After a marathon session that ended in the early hours of Saturday, deputies in Renzi’s majority coalition approved the measures in a half-empty chamber that had been deserted by most of the opposition.
The measures, central to Renzi’s promised reforms of the political system, are intended to allow more stable government by shrinking the Senate and removing its power to block laws, leaving the Chamber of Deputies dominant in the legislature.
The result still must be passed by the Senate itself, where Renzi’s coalition has a much smaller majority. He also will lack support from former Prime Minister Silvio Berlusconi, who withdrew his backing after the 40 year-old Renzi pushed through the election of Sergio Mattarella as president last month, against Berlusconi’s objections. [ID:nL6N0VE4XP]
Previously, the two leaders had agreed to cooperate on constitutional reforms under an accord known as the “Nazarene Pact”, named after the headquarters of Renzi’s center-left Democratic Party, where it was sealed last year. The bill passed the vote in the lower house without Berlusconi’s help.
Renzi drew bitter criticism from opposition parties for ramming a key constitutional measure through without broad support from parliament, which was powerless to stop it despite rowdy clashes.
Renato Brunetta, lower house floor leader of Berlusconi’s Forza Italia party, accused Renzi of a “slide into authoritarianism”.
The anti-establishment 5-Star Movement said Italy was on the verge of a “bloodless coup”.
“There is only one way out: to dissolve parliament and go to new elections,” the 5-Star leader, Beppe Grillo, said on his blog.
Renzi himself defended the decision to proceed with the vote and promised to push on with his reform agenda.
“We did everything we could to make sure the opposition was at the negotiating table,” he told RAI state television. “What can we do if they go off?”
In the Senate, Renzi has a smaller majority. He also faces not just opposition parties but also a significant number of dissidents in his Democratic Party.

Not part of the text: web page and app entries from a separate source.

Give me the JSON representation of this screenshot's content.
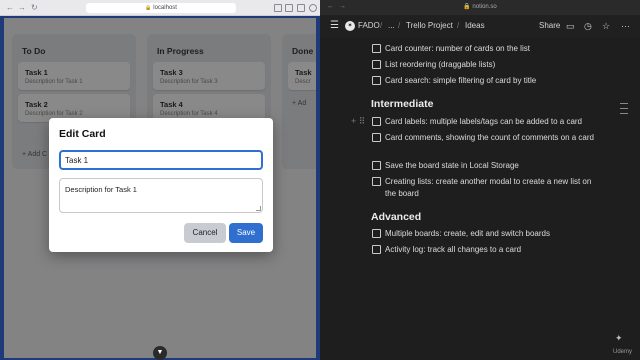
{
  "left_browser": {
    "url": "localhost",
    "nav_back": "←",
    "nav_forward": "→",
    "nav_reload": "↻"
  },
  "board": {
    "columns": [
      {
        "title": "To Do",
        "cards": [
          {
            "title": "Task 1",
            "desc": "Description for Task 1"
          },
          {
            "title": "Task 2",
            "desc": "Description for Task 2"
          }
        ],
        "add": "+ Add C"
      },
      {
        "title": "In Progress",
        "cards": [
          {
            "title": "Task 3",
            "desc": "Description for Task 3"
          },
          {
            "title": "Task 4",
            "desc": "Description for Task 4"
          }
        ]
      },
      {
        "title": "Done",
        "cards": [
          {
            "title": "Task",
            "desc": "Descr"
          }
        ],
        "add": "+ Ad"
      }
    ]
  },
  "modal": {
    "title": "Edit Card",
    "title_value": "Task 1",
    "description_value": "Description for Task 1",
    "cancel": "Cancel",
    "save": "Save",
    "colors": {
      "primary": "#2f6fd0",
      "secondary": "#c8ccd2"
    }
  },
  "notion": {
    "url": "notion.so",
    "workspace": "FADO",
    "ellipsis": "...",
    "page_parent": "Trello Project",
    "page": "Ideas",
    "share": "Share",
    "todos_top": [
      "Card counter: number of cards on the list",
      "List reordering (draggable lists)",
      "Card search: simple filtering of card by title"
    ],
    "intermediate_heading": "Intermediate",
    "todos_intermediate": [
      "Card labels: multiple labels/tags can be added to a card",
      "Card comments, showing the count of comments on a card",
      "Save the board state in Local Storage",
      "Creating lists: create another modal to create a new list on the board"
    ],
    "advanced_heading": "Advanced",
    "todos_advanced": [
      "Multiple boards: create, edit and switch boards",
      "Activity log: track all changes to a card"
    ]
  },
  "watermark": "Udemy"
}
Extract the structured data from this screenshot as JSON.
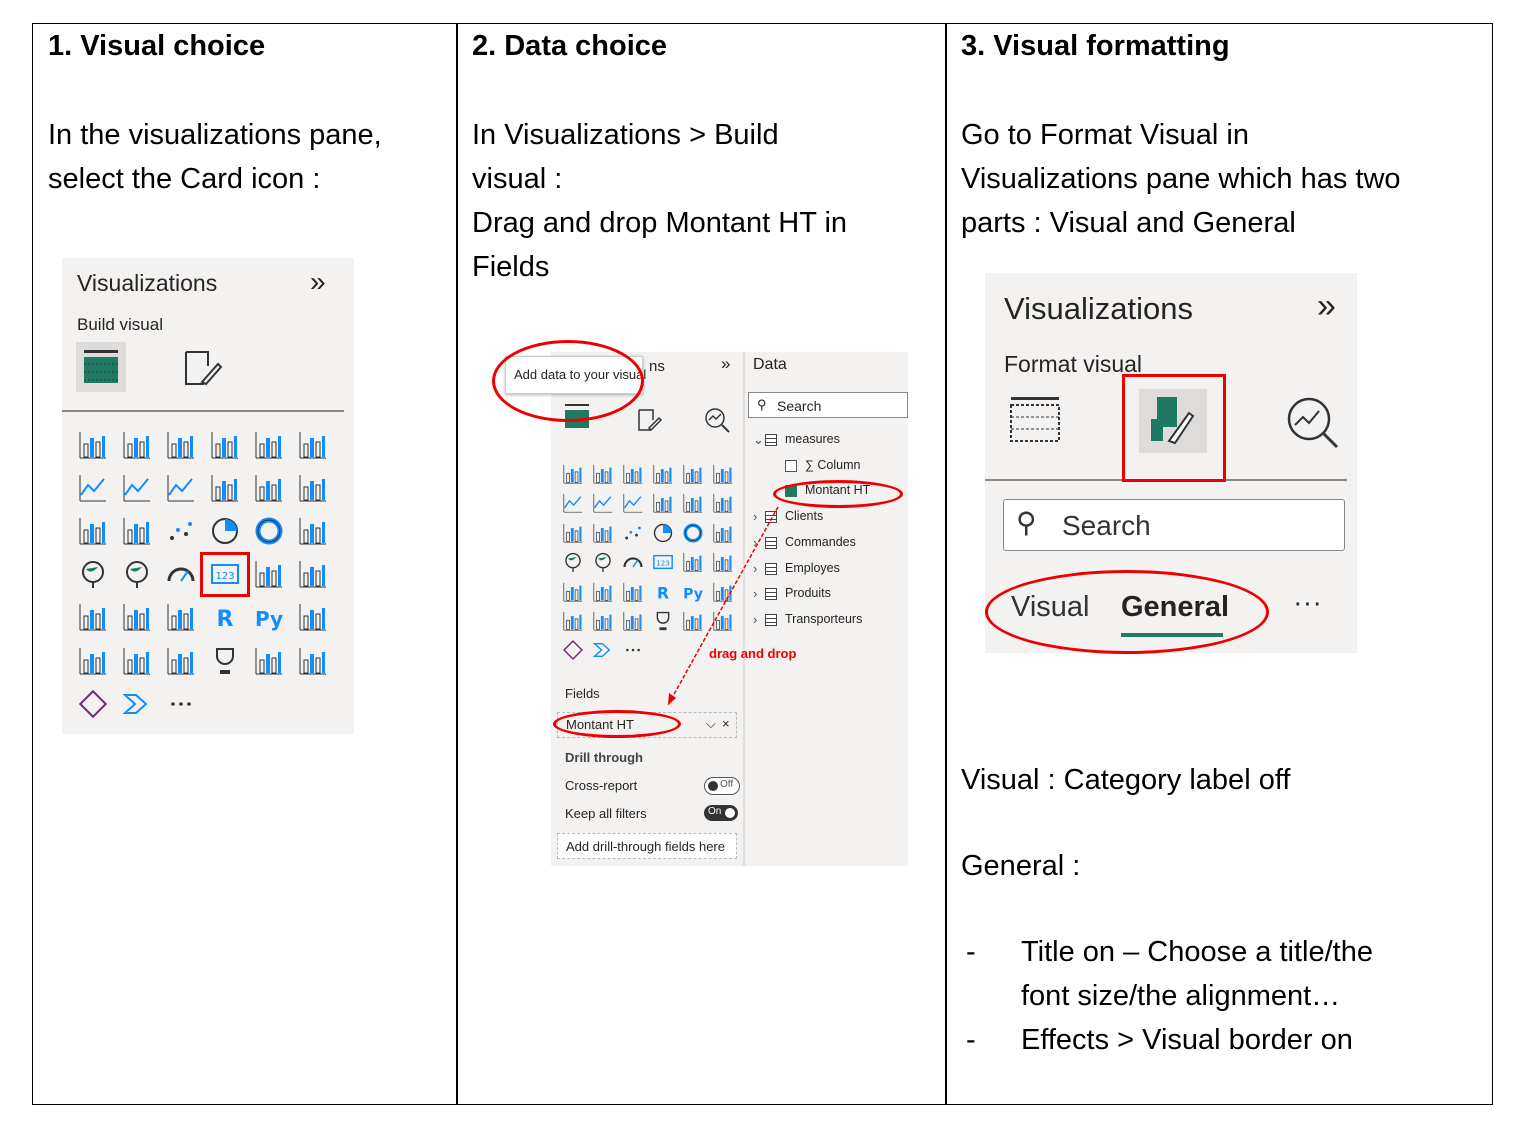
{
  "columns": [
    {
      "heading": "1. Visual choice",
      "lines": [
        "In the visualizations pane,",
        "select the Card icon :"
      ],
      "pane": {
        "title": "Visualizations",
        "subtitle": "Build visual",
        "chevrons": "»",
        "more": "···"
      }
    },
    {
      "heading": "2. Data choice",
      "lines": [
        "In  Visualizations > Build",
        "visual :",
        "Drag and drop Montant HT in",
        "Fields"
      ],
      "pane": {
        "tooltip": "Add data to your visual",
        "title_partial": "ns",
        "build_partial": "B   d visual",
        "data_title": "Data",
        "search": "Search",
        "tree": [
          "measures",
          "Column",
          "Montant HT",
          "Clients",
          "Commandes",
          "Employes",
          "Produits",
          "Transporteurs"
        ],
        "drag_label": "drag and drop",
        "fields_label": "Fields",
        "field_value": "Montant HT",
        "drill_title": "Drill through",
        "cross_report": "Cross-report",
        "cross_state": "Off",
        "keep_filters": "Keep all filters",
        "keep_state": "On",
        "drill_placeholder": "Add drill-through fields here",
        "more": "···"
      }
    },
    {
      "heading": "3. Visual formatting",
      "lines": [
        "Go to Format Visual in",
        "Visualizations pane which has two",
        "parts : Visual and General"
      ],
      "pane": {
        "title": "Visualizations",
        "subtitle": "Format visual",
        "search": "Search",
        "tab_visual": "Visual",
        "tab_general": "General",
        "more": "···"
      },
      "notes": [
        "Visual : Category label off",
        "General :"
      ],
      "bullets": [
        {
          "dash": "-",
          "lines": [
            "Title on – Choose a title/the",
            "font size/the alignment…"
          ]
        },
        {
          "dash": "-",
          "lines": [
            "Effects > Visual border on"
          ]
        }
      ]
    }
  ],
  "colors": {
    "accent_red": "#e00000",
    "icon_blue": "#118dff",
    "pane_bg": "#f3f2f1",
    "teal": "#1f7a63"
  }
}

A final vote is expected in early March, but the proposals, which Renzi said would be put to a referendum, are not expected to become law until at least the end of the year.
Reporting by Isla Binnie and James Mackenzie; Editing by Larry King